In the material below, find each line with the string "java" and copy it.
┌──
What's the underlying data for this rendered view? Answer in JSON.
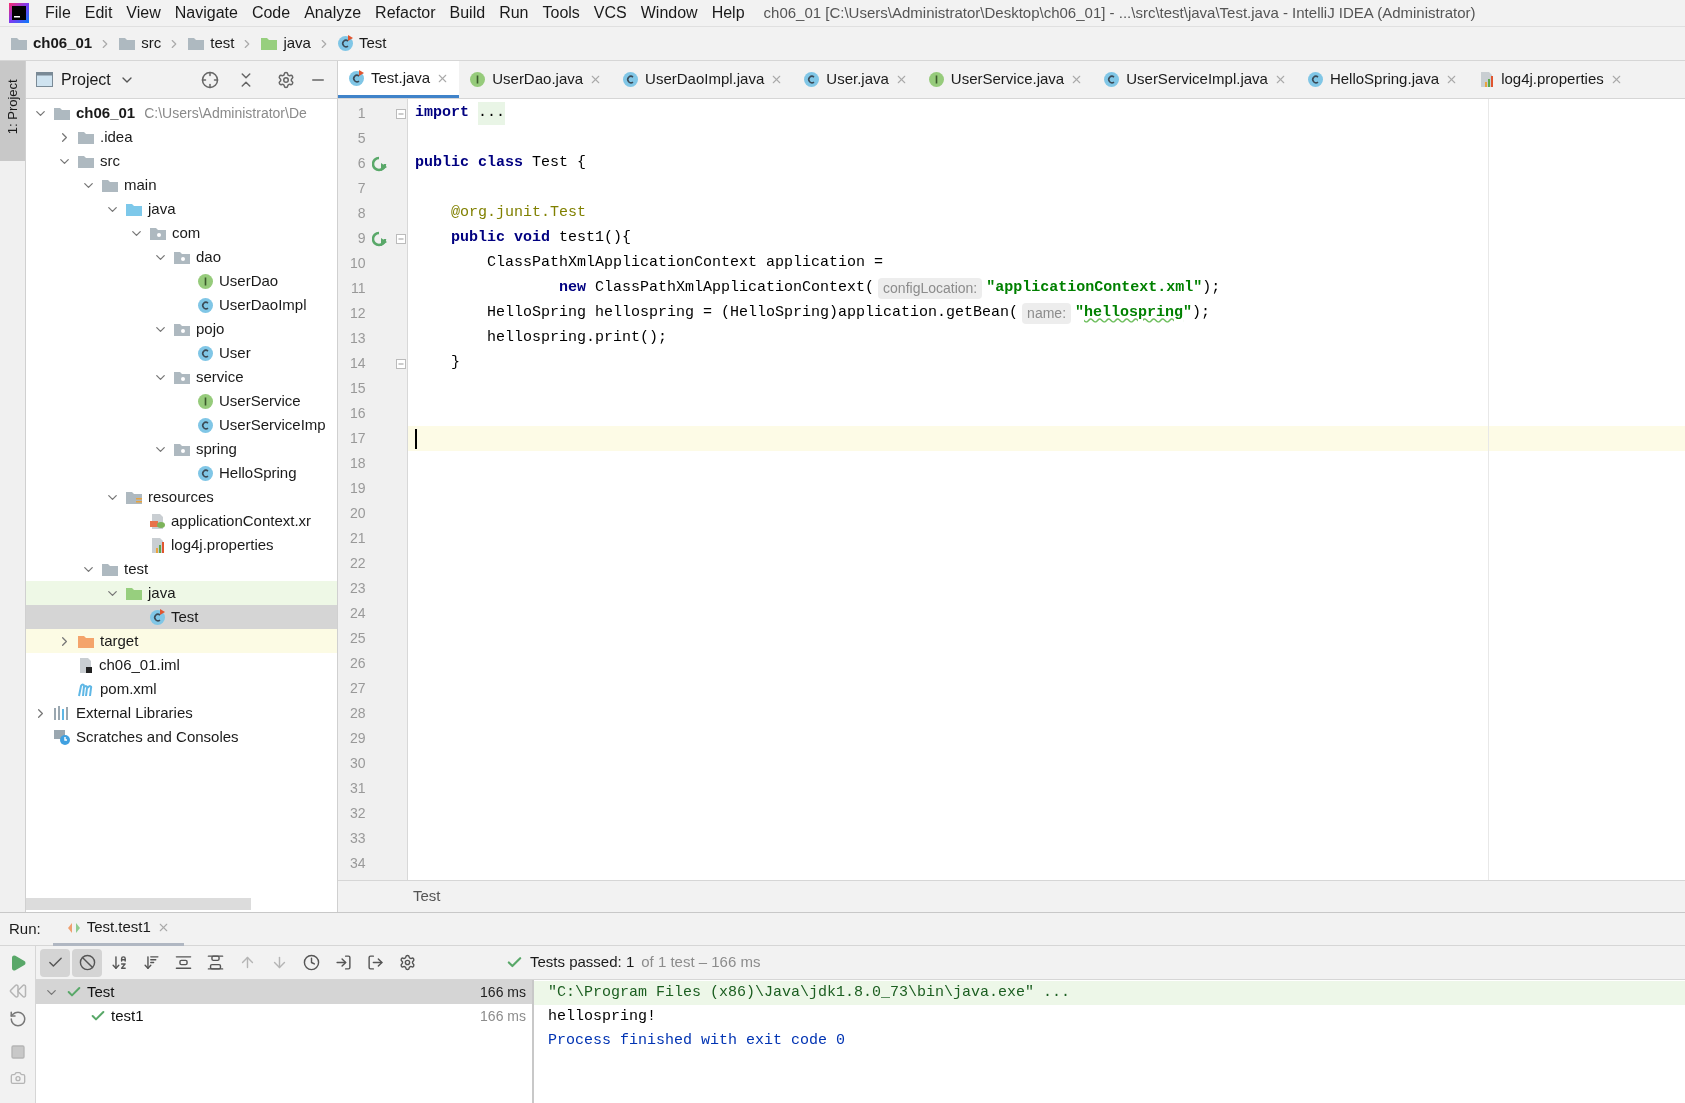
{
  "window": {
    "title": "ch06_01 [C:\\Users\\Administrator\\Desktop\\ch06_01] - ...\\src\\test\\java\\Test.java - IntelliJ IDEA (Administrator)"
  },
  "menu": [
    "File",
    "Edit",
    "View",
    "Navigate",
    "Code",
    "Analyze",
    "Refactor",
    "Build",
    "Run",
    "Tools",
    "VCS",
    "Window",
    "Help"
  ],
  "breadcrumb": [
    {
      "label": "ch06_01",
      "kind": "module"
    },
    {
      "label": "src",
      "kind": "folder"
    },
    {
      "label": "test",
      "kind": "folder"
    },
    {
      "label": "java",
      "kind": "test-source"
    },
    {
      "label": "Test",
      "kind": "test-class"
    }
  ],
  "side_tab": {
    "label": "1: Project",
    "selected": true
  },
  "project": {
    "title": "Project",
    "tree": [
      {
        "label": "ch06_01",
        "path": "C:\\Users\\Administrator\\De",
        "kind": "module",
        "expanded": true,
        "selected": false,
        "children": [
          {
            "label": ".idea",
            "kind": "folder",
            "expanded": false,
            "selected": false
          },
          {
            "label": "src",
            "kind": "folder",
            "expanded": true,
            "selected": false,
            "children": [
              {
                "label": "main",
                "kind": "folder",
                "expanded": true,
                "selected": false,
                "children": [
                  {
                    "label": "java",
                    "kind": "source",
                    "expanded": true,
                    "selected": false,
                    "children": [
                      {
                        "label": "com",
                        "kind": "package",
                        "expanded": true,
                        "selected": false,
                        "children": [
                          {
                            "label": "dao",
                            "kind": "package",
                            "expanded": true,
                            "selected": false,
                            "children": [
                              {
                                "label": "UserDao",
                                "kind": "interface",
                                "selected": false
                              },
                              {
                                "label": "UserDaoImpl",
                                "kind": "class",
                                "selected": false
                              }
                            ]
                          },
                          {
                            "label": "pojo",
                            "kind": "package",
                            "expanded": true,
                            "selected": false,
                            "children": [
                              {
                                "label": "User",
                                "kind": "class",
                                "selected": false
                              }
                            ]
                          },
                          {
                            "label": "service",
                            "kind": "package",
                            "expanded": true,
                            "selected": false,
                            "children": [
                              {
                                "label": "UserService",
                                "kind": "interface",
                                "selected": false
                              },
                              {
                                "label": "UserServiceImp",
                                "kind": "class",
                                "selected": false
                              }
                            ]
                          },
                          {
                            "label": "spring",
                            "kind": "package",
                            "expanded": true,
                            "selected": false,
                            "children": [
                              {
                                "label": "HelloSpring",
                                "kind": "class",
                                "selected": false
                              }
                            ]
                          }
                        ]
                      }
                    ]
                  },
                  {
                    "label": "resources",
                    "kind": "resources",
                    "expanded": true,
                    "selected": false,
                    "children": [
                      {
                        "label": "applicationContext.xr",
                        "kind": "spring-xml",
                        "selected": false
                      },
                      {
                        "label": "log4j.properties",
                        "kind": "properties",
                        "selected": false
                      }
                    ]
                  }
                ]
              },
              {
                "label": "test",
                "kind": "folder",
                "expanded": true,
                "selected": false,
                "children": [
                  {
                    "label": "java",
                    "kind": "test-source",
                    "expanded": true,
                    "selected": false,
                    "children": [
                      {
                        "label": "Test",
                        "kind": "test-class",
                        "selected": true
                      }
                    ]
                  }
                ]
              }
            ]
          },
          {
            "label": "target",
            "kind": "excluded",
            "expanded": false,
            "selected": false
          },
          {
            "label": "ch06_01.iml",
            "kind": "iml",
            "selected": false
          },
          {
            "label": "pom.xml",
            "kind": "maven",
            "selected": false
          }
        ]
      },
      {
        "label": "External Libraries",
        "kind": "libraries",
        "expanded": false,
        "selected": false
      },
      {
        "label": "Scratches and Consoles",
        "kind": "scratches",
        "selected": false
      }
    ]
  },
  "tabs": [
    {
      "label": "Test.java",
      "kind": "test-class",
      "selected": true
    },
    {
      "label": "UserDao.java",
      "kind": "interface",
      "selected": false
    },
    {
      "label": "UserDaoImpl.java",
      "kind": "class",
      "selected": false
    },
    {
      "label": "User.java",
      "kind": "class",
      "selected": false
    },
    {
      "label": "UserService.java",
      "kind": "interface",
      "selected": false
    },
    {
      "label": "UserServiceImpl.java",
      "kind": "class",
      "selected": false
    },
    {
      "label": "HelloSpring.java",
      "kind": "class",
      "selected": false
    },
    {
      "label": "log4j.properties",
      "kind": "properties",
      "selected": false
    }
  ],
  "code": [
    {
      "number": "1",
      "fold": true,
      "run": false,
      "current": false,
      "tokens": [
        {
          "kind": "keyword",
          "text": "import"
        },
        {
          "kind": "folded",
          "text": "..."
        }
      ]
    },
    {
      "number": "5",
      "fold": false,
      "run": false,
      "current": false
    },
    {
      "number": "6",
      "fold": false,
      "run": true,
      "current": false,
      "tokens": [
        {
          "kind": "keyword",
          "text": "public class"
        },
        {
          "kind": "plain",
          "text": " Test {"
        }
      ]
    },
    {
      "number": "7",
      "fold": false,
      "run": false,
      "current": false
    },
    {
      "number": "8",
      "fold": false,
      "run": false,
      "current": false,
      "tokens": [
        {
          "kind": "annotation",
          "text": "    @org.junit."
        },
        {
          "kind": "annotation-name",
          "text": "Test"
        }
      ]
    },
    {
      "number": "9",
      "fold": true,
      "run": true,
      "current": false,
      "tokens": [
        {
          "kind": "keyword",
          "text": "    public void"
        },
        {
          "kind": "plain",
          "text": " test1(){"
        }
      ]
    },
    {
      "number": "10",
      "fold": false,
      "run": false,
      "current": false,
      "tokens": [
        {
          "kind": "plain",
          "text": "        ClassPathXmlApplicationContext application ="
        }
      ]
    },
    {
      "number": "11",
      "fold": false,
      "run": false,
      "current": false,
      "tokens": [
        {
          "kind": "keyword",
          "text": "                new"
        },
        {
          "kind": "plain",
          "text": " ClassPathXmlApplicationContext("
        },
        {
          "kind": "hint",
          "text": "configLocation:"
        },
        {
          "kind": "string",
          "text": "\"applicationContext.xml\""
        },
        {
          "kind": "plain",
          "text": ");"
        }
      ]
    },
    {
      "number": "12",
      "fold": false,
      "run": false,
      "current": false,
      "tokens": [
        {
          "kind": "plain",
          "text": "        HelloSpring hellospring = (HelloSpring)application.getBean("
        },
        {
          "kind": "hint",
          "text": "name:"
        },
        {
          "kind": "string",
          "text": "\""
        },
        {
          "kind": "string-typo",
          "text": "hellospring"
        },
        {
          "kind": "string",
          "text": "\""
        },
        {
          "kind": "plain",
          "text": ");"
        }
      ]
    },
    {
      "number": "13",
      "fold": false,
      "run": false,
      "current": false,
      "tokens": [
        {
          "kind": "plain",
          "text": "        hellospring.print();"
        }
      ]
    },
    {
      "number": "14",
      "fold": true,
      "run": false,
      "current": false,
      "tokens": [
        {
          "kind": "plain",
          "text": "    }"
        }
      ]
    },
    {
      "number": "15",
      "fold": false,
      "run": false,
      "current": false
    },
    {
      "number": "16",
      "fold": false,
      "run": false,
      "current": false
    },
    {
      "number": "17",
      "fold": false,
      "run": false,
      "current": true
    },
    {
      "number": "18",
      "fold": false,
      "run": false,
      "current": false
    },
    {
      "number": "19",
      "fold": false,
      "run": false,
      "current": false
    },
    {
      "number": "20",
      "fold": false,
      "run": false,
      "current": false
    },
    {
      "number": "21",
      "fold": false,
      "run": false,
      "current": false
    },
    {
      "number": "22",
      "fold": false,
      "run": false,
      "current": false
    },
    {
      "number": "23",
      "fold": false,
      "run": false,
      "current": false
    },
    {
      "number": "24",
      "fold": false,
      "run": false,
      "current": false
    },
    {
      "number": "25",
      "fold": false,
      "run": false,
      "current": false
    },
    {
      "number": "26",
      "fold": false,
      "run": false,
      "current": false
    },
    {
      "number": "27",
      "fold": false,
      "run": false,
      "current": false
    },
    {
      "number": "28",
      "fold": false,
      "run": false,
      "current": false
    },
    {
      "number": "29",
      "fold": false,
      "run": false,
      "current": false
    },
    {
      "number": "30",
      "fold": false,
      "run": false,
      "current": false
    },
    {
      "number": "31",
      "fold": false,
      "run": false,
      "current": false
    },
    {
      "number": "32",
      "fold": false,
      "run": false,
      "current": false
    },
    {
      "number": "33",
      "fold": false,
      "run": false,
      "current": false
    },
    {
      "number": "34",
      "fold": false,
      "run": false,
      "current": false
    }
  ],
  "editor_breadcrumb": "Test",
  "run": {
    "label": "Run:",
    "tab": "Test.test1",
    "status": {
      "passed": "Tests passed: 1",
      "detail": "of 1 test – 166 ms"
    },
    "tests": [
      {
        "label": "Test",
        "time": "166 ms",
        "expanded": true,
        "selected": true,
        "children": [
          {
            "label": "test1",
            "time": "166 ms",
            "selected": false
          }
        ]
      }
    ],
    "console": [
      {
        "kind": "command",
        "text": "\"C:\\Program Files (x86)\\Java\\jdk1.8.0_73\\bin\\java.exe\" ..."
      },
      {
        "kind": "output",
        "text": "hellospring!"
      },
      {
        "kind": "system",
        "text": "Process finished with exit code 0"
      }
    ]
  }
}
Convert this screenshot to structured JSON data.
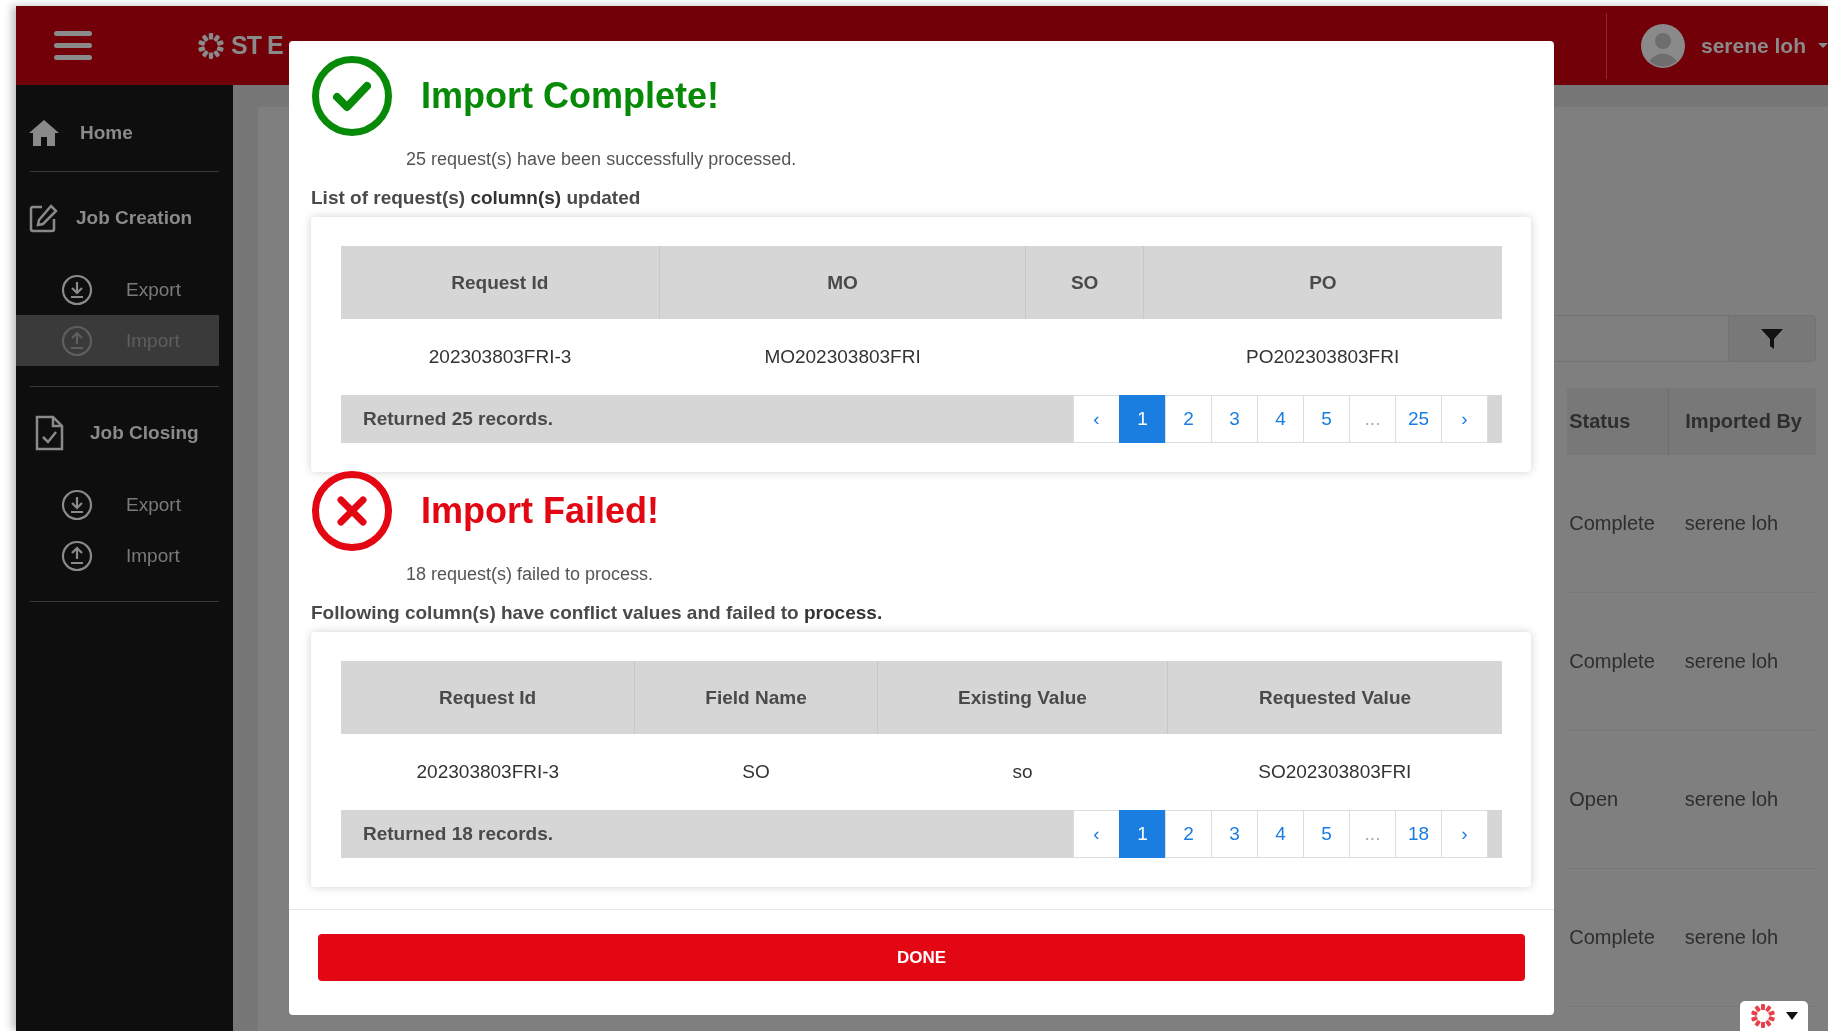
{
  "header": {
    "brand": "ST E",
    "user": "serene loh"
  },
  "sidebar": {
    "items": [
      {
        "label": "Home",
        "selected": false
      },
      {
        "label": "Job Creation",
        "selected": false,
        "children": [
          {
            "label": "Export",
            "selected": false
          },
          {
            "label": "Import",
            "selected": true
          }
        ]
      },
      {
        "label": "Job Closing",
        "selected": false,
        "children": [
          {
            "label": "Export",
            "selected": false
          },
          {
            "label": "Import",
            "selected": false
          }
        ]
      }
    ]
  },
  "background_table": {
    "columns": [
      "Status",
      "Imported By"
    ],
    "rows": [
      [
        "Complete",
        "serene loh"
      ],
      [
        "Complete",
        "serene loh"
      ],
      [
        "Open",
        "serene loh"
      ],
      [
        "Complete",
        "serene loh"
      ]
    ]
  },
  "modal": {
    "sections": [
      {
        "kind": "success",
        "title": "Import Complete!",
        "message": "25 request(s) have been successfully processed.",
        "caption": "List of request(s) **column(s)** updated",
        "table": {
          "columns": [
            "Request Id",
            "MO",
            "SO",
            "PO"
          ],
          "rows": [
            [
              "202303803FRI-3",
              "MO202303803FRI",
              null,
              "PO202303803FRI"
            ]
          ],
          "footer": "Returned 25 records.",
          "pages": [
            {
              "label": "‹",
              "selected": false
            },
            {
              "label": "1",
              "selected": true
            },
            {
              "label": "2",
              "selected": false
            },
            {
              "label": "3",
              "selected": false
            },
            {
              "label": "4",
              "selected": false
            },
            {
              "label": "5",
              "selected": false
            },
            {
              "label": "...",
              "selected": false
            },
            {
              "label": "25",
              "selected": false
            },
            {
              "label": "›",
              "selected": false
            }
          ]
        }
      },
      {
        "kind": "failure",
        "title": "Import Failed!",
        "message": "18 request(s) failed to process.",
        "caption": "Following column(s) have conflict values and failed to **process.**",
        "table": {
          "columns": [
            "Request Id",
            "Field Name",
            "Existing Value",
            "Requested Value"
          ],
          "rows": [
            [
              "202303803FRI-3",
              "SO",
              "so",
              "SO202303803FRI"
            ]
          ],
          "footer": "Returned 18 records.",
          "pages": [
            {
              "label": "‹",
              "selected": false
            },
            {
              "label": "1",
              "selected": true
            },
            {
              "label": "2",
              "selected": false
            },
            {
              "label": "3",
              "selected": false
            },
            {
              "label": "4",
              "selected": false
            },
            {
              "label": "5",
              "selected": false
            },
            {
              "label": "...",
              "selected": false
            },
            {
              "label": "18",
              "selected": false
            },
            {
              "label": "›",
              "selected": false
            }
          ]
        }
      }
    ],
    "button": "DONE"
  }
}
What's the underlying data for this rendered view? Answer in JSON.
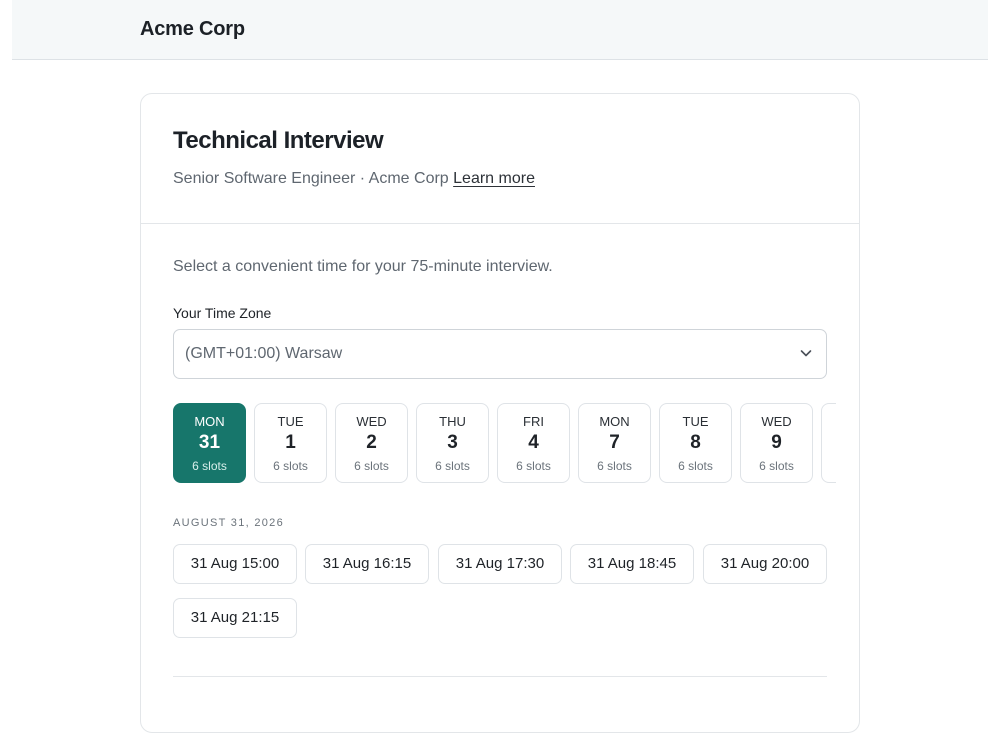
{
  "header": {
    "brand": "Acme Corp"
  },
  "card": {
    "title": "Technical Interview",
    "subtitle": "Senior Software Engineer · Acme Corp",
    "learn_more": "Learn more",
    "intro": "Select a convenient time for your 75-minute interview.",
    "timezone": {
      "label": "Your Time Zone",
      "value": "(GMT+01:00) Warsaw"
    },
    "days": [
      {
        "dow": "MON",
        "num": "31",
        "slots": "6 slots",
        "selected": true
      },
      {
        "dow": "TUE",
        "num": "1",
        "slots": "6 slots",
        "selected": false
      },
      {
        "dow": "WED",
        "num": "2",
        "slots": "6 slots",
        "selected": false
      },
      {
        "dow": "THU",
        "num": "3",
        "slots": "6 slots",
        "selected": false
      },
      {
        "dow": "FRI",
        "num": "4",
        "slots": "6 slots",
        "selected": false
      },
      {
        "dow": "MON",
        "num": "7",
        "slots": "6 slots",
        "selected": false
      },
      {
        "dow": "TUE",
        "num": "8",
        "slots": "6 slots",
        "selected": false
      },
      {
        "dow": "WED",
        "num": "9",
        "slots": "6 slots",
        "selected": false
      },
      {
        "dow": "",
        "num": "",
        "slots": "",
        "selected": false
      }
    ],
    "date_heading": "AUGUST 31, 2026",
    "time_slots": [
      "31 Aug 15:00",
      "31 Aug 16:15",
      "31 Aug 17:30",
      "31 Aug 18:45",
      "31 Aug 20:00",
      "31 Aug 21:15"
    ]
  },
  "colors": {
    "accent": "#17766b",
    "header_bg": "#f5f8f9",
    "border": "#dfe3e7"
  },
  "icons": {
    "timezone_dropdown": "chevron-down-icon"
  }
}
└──
## Solution for this exercise:
    "title": "ch06_01 [C:\\Users\\Administrator\\Desktop\\ch06_01] - ...\\src\\test\\java\\Test.java - IntelliJ IDEA (Administrator)"
      "label": "java",
                    "label": "java",
                    "label": "java",
      "label": "Test.java",
      "label": "UserDao.java",
      "label": "UserDaoImpl.java",
      "label": "User.java",
      "label": "UserService.java",
      "label": "UserServiceImpl.java",
      "label": "HelloSpring.java",
        "text": "\"C:\\Program Files (x86)\\Java\\jdk1.8.0_73\\bin\\java.exe\" ..."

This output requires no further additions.